▸ **WORK INSTRUCTION**
Line by line, copy out the data below exactly.

(Component data from apps and pages)
....................

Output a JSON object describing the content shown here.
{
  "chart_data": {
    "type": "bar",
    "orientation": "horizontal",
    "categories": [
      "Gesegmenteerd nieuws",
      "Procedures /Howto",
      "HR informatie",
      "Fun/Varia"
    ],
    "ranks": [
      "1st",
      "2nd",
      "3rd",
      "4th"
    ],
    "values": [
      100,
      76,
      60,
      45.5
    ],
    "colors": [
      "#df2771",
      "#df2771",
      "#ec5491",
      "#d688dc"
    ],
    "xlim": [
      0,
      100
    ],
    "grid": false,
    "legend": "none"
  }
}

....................

▸ **TASK ANSWER**
Output a JSON object describing the content shown here.
{
  "chart_data": {
    "type": "bar",
    "orientation": "horizontal",
    "categories": [
      "Gesegmenteerd nieuws",
      "Procedures /Howto",
      "HR informatie",
      "Fun/Varia"
    ],
    "ranks": [
      "1st",
      "2nd",
      "3rd",
      "4th"
    ],
    "values": [
      100,
      76,
      60,
      45.5
    ],
    "colors": [
      "#df2771",
      "#df2771",
      "#ec5491",
      "#d688dc"
    ],
    "xlim": [
      0,
      100
    ],
    "grid": false,
    "legend": "none"
  }
}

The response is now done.